Scenic Hotels left Tonga abruptly two weeks ago after 8 years in their facility near the airport. Whether it was a problem with their landlord, their partner, or their own decision; one thing is clear – they were not making money and except for walking away from a large investment did not appear to be unhappy to leave Tonga. - Dean Bishoprick
Friday 15 February 2019
London, United Kingdom
The philosopher Bertrand Russell believed the Cold War nuclear standoff resembled a high-risk game played by "youthful degenerates." British Prime Minister Theresa May is playing a similar game, and if her Brexit brinkmanship goes wrong, the victim would be Britain. By Chris Patten

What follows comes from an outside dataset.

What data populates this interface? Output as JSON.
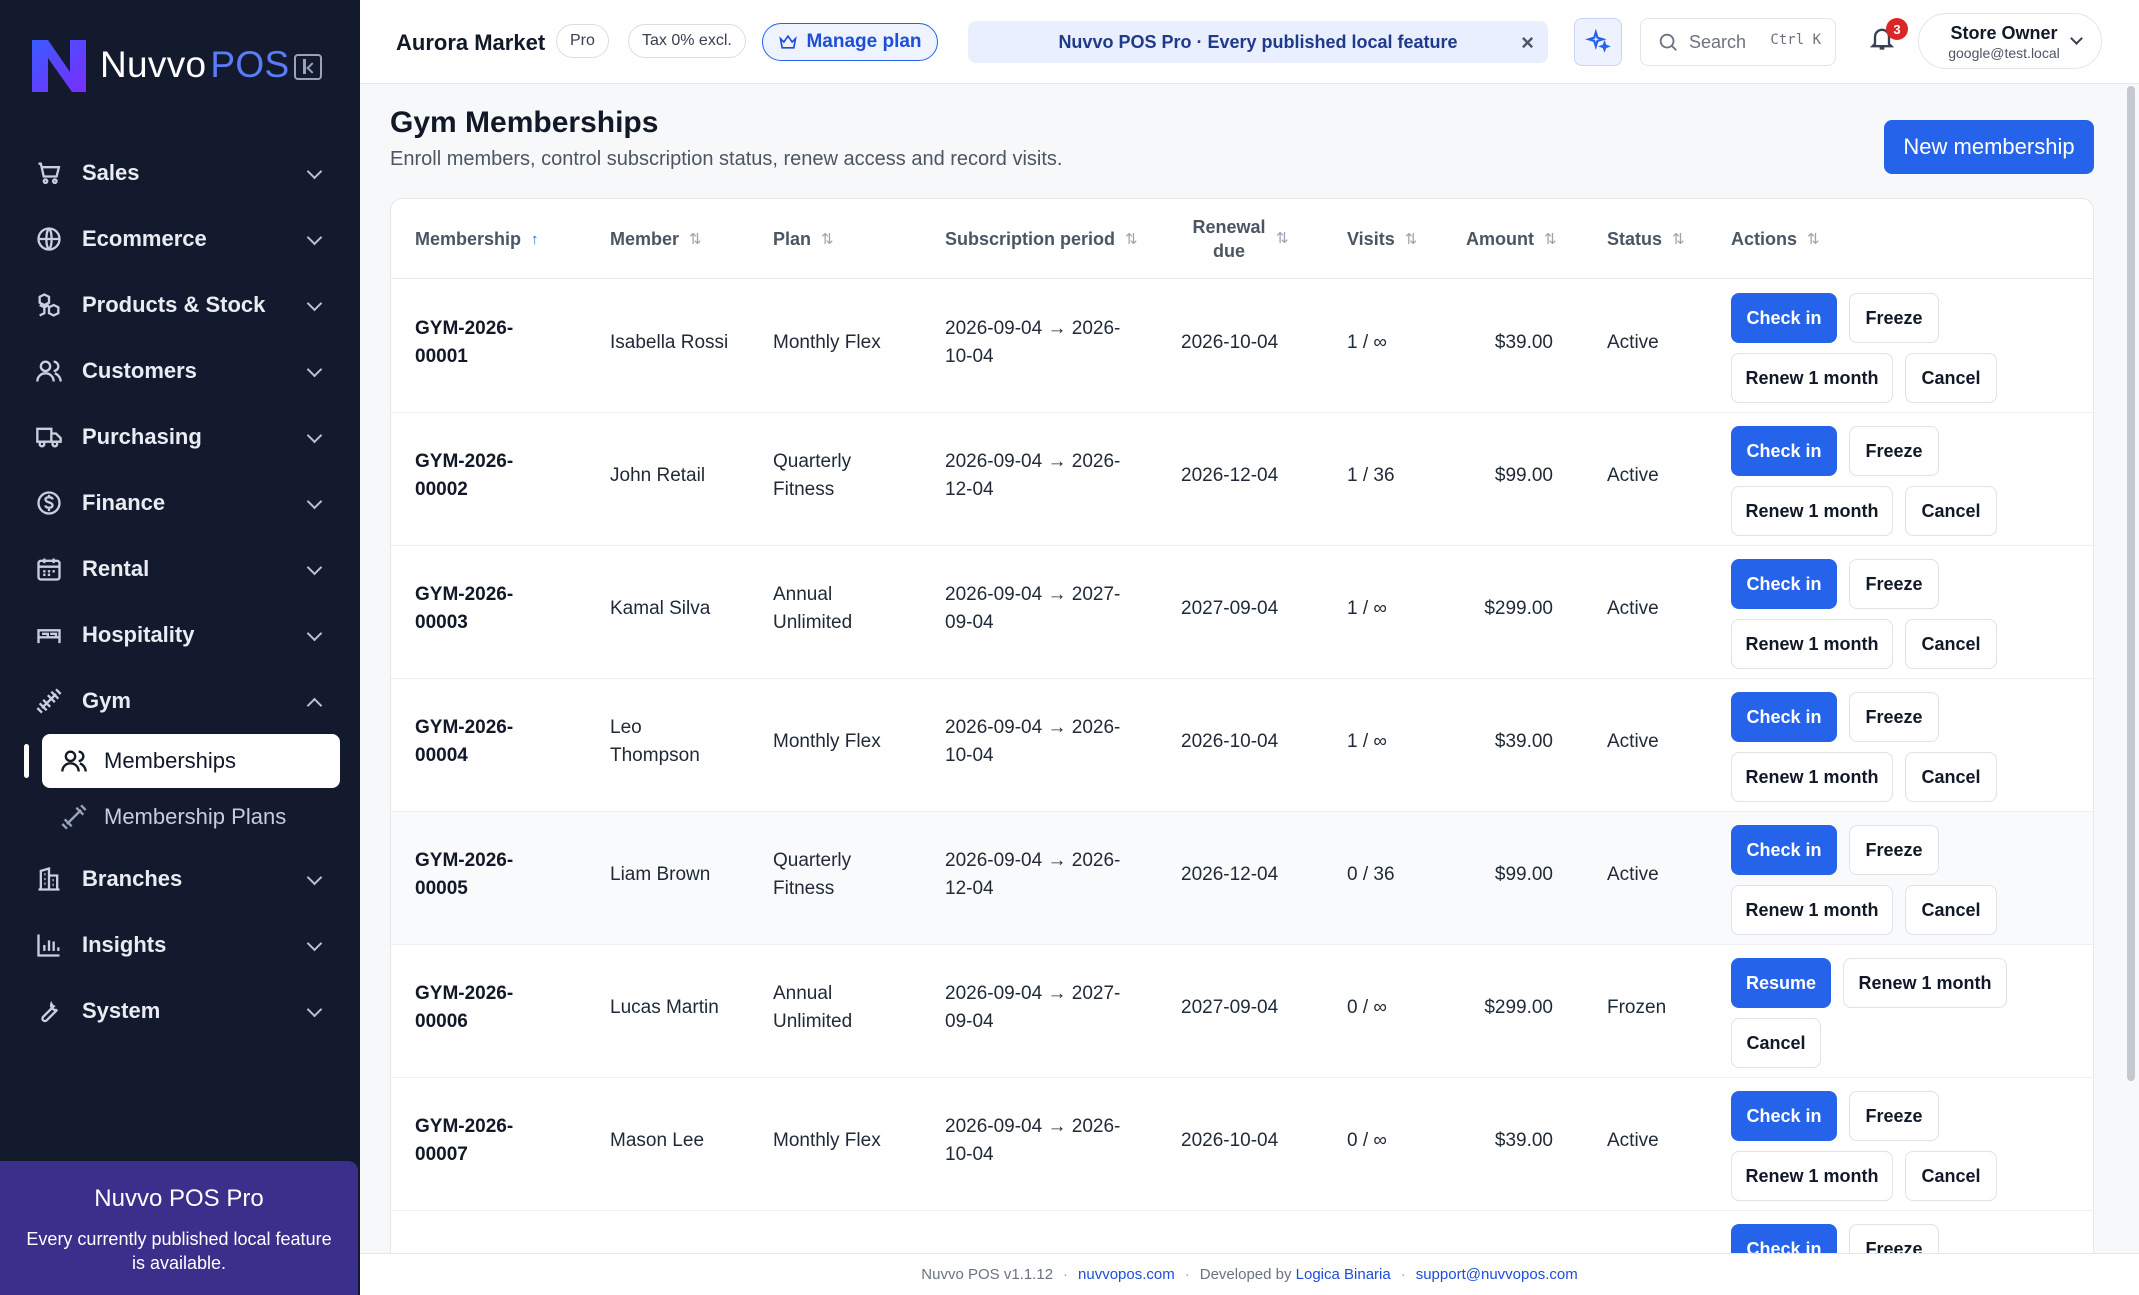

Thursday 19 July 2018
Since the Paris climate agreement was signed in 2015, too many policymakers have fallen for the oil and gas industry’s rhetoric about how it can help to reduce greenhouse-gas emissions. Tall tales about “clean coal,” “oil pipelines to fund clean energy,” and “gas as a bridge fuel” have coaxed governments into rubber-stamping new fossil-fuel projects, even though current fossil-fuel production already threatens to push temperatures well beyond the Paris agreement’s limit of well below 2° Celsius above pre-industrial levels. By Lili Fuhr and Hannah McKinnon
Wednesday 10 January 2018
London, United Kingdom
Since Donald Trump took over the United States presidency a year ago, doubts over his mental stability and his very sanity have been mounting. But, beyond claiming on Twitter that he is a “very stable genius,” what could Trump actually do to prove that he is psychologically fit for what, by some definitions, is the world’s highest office? There is no clear physical test for mental illness. By Raj Persaud and Peter Bruggen
Wednesday 13 December 2017
A Saudi prince has been revealed to be the buyer of Leonardo da Vinci's "Salvator Mundi," for which he spent $450.3 million. Had he given the money to the poor, as the subject of the painting instructed another rich man, he could have restored eyesight to nine million people, or enabled 13 million families to grow 50% more food. - Peter Singer.